Whether my survey results are correct or not, it is good news for the U.K. if people like me can still go from the bottom to the middle (or apparently the top of the ladder). What could be behind this? Well despite his background, my father studied hard to become a very qualified engineer and I was the first in my family ever to go to university. We both share the old-fashioned idea of working hard and not wasting our money so that we do more with our small amount of money than people with 3 or 4 times higher salary.
What really helps my score is my social and cultural factors. I have a wide variety of friends, and many of whom are higher achieving than myself which for the purposes of this survey pushes me up. I have always been a dedicated saver and started saving for pensions, shares after doing part time jobs at school. Maybe because I come from a “poor” background I have always been careful with my money and over 20 years it does add up even though my salary has only ever been average by UK standard (which is low by London standards).
Most of all my high rating is I guess because I score 100% on culture and visiting museums, concerts etc which is higher even than traditionally wealthy “elite” people. I have always been one to aspire to do better and certainly not one happy to just go out and spend money on booze or be ashamed of being different or trying to do better for myself. This isn’t a common thing for young men in Britain born into working class backgrounds and is even less common now than it was when I left high school 20 years ago.
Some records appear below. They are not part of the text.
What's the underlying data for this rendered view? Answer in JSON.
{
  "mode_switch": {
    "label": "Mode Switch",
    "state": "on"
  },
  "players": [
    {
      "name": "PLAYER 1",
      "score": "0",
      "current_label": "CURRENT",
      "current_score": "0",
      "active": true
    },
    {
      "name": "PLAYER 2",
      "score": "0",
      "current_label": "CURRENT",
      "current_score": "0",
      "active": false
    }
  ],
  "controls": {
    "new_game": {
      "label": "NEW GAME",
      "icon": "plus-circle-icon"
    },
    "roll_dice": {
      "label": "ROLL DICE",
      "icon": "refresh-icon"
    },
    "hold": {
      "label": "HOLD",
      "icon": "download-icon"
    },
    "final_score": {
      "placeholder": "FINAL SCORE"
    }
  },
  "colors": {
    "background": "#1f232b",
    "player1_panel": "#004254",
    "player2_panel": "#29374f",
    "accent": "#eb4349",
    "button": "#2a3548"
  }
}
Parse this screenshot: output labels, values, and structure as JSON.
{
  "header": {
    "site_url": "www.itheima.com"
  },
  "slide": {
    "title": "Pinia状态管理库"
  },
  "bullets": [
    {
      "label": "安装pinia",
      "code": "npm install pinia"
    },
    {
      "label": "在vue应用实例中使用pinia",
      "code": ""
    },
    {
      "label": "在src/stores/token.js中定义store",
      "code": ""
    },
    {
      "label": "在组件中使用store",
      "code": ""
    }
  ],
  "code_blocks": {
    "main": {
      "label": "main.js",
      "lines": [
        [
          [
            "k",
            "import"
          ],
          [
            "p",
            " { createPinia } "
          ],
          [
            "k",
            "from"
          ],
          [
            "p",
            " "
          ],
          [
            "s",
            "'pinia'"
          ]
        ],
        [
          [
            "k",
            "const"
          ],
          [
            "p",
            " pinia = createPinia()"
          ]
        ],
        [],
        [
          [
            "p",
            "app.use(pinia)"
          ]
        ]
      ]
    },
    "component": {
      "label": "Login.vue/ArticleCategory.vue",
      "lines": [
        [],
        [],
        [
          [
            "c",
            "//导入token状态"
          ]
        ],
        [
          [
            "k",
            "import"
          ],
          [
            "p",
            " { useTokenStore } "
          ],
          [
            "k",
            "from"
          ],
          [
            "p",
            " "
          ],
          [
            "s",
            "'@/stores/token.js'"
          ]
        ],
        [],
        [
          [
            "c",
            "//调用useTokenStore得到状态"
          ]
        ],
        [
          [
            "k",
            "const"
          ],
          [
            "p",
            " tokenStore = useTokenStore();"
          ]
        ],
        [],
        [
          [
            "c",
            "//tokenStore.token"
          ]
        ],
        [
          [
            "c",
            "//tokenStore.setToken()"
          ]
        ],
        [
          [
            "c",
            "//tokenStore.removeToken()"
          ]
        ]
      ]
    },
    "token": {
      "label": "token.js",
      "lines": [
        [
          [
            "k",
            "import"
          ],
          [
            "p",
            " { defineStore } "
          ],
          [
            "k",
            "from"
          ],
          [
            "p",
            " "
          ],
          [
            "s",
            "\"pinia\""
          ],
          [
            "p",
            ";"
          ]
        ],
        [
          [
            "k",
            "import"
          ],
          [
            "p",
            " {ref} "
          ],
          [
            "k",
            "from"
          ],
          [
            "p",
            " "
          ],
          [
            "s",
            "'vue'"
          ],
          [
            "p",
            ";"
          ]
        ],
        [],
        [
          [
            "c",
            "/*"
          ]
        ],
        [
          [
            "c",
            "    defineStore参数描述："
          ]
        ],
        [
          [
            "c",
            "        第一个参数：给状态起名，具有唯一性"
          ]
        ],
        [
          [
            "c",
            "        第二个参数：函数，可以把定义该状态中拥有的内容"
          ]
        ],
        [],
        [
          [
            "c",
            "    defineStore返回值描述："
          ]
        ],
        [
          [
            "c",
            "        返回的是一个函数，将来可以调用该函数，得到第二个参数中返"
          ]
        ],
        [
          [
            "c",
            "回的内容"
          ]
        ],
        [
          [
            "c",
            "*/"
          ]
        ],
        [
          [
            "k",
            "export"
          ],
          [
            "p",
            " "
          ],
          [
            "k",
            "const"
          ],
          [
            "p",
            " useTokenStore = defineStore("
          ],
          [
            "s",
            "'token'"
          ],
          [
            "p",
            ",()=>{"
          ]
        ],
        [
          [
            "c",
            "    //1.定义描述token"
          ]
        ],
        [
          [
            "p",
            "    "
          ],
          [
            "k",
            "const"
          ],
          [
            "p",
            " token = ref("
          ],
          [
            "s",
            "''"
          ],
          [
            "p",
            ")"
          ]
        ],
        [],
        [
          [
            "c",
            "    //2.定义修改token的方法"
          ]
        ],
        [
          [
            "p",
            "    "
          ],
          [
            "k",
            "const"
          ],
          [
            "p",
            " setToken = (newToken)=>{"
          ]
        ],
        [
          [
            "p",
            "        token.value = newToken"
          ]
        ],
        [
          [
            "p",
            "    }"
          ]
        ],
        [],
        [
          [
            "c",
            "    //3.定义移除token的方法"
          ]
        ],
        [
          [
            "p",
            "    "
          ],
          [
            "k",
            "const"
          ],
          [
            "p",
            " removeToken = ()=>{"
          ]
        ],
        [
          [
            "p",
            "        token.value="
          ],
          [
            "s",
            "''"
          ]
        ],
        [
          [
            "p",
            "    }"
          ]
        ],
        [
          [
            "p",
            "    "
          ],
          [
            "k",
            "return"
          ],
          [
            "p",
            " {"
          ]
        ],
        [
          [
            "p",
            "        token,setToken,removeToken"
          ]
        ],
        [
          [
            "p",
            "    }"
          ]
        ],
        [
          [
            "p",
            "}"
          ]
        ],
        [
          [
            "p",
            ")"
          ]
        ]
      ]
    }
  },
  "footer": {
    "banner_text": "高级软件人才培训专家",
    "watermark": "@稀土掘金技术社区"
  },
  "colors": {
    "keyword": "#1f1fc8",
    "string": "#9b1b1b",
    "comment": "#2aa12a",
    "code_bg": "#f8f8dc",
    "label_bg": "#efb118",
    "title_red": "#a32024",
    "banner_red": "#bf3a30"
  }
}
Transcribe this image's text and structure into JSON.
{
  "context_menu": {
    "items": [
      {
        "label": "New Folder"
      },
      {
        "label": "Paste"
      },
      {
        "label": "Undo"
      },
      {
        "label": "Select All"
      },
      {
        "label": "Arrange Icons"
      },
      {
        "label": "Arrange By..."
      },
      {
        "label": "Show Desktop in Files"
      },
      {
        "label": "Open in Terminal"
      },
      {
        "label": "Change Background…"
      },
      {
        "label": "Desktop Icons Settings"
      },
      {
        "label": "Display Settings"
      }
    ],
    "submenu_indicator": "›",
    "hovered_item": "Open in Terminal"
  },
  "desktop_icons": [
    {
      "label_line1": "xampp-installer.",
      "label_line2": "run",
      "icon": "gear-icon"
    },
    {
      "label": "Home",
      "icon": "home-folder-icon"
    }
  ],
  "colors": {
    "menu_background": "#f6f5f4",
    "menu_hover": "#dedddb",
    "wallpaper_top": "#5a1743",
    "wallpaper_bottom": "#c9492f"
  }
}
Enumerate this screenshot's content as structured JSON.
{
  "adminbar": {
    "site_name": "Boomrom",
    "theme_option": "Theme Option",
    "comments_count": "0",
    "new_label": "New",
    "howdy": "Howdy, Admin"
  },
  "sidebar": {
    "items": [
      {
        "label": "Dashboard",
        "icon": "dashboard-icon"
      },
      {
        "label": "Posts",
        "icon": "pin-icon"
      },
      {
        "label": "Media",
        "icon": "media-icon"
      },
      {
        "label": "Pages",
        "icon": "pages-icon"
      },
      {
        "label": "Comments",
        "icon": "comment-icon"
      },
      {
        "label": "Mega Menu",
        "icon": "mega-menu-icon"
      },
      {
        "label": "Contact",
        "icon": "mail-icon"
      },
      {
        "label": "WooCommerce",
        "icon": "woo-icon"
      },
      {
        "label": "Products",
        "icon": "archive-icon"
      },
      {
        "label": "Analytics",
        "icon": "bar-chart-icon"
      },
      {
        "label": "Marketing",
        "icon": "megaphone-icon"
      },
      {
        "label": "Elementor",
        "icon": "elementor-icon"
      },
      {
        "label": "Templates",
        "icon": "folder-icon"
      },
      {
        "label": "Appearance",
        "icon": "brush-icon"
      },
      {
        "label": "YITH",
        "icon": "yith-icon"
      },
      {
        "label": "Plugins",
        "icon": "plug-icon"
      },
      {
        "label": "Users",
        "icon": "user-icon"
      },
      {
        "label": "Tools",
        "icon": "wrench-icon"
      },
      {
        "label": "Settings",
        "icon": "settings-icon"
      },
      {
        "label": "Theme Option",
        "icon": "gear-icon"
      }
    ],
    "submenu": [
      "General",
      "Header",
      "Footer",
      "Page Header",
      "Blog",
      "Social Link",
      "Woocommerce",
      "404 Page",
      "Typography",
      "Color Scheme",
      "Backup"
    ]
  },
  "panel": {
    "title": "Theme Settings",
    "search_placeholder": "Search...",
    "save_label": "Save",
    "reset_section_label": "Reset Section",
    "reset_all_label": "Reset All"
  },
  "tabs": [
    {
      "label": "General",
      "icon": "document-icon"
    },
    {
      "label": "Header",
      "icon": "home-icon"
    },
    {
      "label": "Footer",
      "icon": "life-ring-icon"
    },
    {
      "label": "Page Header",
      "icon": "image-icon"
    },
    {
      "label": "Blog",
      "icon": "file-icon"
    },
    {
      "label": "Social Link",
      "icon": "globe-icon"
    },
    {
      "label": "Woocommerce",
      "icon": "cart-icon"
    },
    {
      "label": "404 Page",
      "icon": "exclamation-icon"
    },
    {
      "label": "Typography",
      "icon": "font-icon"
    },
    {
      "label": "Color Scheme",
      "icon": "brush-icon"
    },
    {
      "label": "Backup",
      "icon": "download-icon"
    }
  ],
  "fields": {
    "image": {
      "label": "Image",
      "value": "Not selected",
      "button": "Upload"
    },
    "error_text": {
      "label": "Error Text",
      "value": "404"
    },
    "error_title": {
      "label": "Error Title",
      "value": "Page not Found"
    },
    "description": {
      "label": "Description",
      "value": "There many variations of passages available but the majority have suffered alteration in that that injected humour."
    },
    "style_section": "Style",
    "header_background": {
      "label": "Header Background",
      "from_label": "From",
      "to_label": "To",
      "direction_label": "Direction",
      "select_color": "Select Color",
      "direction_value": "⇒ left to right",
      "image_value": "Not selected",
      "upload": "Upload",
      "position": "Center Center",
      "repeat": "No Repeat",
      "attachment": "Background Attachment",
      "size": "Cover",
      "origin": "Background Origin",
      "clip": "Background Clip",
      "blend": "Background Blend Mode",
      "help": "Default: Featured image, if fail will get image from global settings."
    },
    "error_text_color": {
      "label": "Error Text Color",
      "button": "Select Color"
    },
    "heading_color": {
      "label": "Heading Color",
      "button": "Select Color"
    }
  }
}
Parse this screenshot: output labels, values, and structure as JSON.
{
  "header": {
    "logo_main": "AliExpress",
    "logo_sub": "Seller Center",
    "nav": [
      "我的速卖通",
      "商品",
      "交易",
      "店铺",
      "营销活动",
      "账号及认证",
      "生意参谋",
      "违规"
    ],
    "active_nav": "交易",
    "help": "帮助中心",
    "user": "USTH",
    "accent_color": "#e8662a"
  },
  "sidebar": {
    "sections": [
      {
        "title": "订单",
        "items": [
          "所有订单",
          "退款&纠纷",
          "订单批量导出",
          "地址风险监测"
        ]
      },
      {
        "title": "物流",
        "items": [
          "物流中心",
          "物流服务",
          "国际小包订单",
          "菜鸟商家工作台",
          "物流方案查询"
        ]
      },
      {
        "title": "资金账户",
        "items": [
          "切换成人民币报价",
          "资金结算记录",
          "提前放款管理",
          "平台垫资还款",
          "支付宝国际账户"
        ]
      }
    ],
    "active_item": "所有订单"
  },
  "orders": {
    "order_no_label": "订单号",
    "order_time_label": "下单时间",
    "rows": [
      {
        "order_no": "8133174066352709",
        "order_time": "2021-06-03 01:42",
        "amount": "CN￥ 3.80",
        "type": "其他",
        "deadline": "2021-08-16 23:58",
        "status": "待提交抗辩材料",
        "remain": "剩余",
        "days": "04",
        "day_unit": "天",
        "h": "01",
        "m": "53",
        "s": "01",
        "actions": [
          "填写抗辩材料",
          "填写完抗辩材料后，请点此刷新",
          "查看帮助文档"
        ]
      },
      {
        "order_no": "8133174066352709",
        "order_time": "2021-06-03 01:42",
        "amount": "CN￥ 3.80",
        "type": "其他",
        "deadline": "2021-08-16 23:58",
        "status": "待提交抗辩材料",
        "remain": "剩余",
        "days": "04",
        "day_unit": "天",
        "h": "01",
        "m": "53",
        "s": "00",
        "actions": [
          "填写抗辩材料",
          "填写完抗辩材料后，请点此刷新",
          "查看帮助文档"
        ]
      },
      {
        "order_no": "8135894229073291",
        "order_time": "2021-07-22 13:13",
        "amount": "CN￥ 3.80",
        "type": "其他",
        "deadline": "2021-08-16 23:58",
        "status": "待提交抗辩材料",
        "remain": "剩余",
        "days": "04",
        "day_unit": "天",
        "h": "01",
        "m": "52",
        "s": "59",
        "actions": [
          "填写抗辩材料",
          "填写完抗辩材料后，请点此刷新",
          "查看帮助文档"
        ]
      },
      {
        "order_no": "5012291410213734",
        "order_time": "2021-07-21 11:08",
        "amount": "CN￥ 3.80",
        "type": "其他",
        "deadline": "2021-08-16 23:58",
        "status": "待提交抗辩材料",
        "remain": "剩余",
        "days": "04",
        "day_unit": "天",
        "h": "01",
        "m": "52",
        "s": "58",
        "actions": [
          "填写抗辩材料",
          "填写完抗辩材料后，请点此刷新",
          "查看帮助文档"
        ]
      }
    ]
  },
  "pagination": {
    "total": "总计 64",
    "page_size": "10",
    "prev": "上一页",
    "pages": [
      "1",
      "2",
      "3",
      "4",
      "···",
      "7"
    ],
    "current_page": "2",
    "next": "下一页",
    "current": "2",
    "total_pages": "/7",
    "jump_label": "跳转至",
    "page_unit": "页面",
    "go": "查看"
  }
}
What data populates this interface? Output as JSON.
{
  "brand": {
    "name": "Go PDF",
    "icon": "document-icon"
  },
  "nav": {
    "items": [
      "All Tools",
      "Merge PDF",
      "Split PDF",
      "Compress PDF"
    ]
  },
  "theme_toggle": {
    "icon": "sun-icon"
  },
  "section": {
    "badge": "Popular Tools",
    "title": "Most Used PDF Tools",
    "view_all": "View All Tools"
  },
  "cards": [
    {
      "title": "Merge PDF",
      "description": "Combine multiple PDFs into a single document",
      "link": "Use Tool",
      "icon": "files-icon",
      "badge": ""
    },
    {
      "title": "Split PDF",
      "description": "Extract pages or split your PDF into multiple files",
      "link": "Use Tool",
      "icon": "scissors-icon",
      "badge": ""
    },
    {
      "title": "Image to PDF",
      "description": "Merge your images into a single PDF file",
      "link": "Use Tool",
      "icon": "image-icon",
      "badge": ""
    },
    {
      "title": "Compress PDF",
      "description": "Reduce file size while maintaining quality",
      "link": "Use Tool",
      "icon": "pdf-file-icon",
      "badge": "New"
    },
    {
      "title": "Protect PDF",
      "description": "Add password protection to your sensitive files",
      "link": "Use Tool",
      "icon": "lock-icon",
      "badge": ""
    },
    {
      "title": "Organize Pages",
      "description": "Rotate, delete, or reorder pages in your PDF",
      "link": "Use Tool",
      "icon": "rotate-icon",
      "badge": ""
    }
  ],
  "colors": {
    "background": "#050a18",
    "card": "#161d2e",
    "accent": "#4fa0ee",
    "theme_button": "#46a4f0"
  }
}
I am as happy going to the cinema as to the theatre. I like the sport of the masses (football) as well as more minority sports like cricket or even horse trials. I like Pizza but don’t generally like fast food. I love traditional roast dinners but am more than happy with a sandwich. It is true I am not into consumerism or celebrity lifestyles or reality tv shows and I will be good mannered, polite and refuse to speak with that terribly fake estuary English accent that everyone to Tony Blair has adopted.
Until this new survey came out, I would have said I come from an upper working class background and migrated to a lower middle-class with potential to improve further. Personally I would very much dispute being classed as elite as my socks have more holes in them than Prince Charles would know what to do with. However there seems no getting away from it that in just over a generation “we” have achieved what many who went to America or Australia did too in years gone by.
The fact is that only 39% of the population are now in the traditional 3 classes but the modern political parties are continuing to argue amongst themselves in the same way. No wonder people are disaffected with politics as they are not being represented and funnily enough the percentage of people who are voting in elections isn’t too far from 39% either.
Class may not be as important as it once was but it still is important whether people realise it or not.